# [WORK INSTRUCTIONS]
The lines to copy are those holding the string "name" in the entries below.

---*---

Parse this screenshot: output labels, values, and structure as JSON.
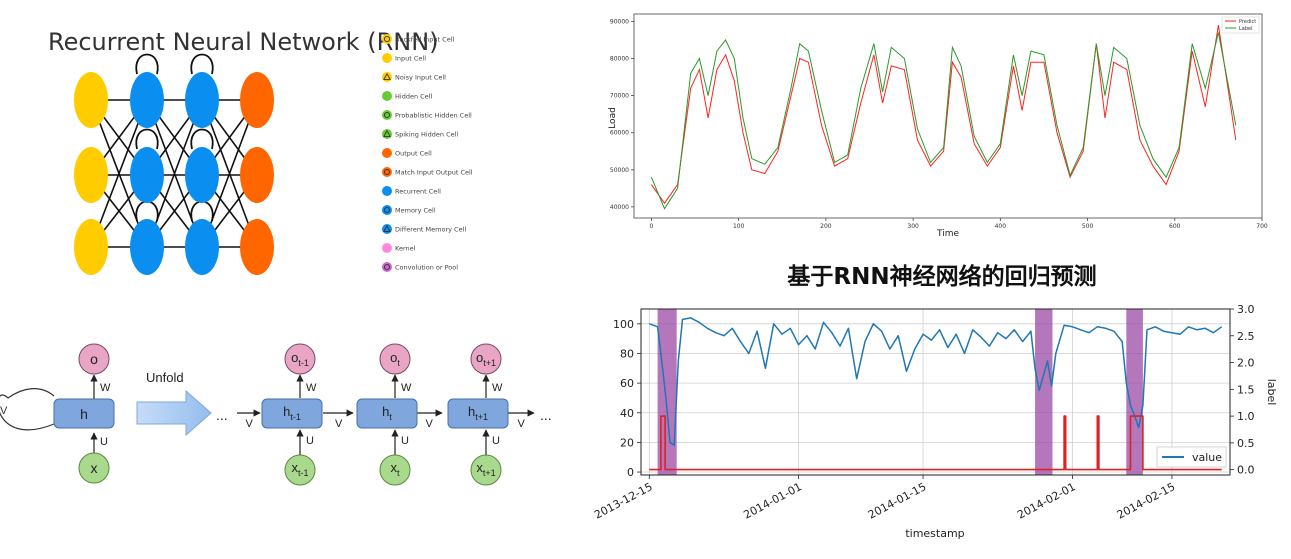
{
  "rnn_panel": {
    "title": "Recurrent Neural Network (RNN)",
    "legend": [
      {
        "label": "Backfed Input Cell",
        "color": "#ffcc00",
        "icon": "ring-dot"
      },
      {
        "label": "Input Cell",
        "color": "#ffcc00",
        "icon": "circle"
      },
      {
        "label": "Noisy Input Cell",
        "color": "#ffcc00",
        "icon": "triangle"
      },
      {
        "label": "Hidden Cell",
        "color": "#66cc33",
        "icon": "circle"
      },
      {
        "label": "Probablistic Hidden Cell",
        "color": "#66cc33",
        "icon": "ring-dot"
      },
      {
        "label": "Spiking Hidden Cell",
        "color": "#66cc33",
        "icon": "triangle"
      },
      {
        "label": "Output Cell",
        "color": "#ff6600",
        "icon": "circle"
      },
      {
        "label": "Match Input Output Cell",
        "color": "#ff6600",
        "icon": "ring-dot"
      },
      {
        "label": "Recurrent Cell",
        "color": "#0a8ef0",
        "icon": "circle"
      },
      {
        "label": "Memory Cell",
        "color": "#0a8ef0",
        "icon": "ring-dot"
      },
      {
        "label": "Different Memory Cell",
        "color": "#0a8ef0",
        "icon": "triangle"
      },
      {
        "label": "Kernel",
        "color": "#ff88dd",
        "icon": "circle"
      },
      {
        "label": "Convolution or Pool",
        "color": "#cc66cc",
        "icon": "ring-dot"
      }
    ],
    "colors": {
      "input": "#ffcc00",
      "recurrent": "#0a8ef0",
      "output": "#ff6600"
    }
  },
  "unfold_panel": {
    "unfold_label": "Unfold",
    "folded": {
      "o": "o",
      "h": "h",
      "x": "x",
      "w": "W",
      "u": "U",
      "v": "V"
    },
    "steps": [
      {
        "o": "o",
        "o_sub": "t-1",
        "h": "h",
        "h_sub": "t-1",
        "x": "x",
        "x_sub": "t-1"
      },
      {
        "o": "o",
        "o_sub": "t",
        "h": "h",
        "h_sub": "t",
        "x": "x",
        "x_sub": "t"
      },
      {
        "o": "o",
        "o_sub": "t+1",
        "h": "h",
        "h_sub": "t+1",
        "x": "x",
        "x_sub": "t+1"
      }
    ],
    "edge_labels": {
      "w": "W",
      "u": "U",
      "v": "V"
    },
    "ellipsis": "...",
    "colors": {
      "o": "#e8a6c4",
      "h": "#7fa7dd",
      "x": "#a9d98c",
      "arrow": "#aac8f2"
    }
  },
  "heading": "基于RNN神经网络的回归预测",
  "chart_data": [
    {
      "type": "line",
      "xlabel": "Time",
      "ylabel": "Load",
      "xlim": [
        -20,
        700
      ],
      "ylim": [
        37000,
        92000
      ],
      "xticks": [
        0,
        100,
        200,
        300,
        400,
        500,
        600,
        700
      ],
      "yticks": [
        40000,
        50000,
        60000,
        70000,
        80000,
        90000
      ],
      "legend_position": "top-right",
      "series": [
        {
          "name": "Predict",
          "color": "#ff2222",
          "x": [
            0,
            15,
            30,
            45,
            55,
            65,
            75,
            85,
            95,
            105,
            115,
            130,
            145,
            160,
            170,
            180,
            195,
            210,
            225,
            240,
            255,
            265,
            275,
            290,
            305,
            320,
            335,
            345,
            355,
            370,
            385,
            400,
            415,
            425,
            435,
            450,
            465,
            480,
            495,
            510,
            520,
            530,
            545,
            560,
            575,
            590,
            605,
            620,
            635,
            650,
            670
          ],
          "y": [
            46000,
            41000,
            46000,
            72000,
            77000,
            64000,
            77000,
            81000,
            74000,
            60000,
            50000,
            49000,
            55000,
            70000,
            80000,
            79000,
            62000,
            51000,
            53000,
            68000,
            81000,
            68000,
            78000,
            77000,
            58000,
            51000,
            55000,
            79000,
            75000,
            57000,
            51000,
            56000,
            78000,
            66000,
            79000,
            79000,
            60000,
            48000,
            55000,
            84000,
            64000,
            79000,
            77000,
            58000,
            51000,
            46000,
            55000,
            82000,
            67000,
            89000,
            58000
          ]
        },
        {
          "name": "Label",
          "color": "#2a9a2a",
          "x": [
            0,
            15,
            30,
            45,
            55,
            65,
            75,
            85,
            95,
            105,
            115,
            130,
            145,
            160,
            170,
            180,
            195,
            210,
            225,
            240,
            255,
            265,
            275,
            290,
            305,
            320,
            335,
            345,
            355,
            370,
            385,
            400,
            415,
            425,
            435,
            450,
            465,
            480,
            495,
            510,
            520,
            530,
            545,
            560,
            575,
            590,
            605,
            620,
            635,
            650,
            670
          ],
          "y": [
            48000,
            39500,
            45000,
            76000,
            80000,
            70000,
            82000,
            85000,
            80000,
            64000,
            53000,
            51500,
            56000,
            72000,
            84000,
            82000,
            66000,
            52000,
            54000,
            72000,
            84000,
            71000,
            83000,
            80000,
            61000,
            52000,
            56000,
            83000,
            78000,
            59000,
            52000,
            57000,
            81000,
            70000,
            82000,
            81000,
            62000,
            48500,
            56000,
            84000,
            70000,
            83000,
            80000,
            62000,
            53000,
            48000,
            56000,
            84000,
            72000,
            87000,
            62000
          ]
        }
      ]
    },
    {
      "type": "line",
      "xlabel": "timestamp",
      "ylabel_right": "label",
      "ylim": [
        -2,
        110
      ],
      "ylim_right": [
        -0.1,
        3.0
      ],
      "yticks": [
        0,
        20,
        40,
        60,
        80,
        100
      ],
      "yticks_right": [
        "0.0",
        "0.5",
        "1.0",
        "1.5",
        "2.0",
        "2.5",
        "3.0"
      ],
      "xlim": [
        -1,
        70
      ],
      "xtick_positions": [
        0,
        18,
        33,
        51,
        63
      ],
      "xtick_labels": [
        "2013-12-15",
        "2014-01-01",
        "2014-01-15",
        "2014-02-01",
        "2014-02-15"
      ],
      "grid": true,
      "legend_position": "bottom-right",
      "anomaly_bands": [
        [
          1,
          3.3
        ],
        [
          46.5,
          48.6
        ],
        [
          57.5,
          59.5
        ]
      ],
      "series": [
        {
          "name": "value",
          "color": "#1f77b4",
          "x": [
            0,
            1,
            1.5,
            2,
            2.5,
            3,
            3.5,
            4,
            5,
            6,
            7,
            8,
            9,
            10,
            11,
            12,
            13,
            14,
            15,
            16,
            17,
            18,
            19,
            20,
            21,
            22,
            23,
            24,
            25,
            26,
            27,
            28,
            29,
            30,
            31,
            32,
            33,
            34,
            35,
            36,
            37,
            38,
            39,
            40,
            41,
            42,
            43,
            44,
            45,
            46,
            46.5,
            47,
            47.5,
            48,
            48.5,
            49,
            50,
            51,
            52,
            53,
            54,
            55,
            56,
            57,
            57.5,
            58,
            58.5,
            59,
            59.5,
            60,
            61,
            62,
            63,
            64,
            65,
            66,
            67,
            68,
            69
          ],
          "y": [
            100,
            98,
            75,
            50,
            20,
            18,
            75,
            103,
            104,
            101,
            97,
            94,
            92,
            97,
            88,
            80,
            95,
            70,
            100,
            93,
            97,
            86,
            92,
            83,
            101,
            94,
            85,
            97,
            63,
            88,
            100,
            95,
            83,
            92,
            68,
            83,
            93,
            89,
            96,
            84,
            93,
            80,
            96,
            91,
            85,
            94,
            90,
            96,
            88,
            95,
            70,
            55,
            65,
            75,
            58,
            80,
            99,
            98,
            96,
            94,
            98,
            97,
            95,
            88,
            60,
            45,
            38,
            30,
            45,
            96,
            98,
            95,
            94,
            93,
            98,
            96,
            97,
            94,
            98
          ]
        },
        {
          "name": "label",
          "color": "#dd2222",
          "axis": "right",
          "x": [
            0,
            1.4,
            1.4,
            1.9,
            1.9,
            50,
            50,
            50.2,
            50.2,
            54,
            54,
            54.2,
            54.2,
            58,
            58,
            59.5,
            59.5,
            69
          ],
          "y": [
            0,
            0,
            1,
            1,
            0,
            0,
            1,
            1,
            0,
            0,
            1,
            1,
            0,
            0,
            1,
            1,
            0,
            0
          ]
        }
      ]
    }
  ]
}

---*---

# [TASK OUTPUT]
          "name": "Predict",
          "name": "Label",
          "name": "value",
          "name": "label",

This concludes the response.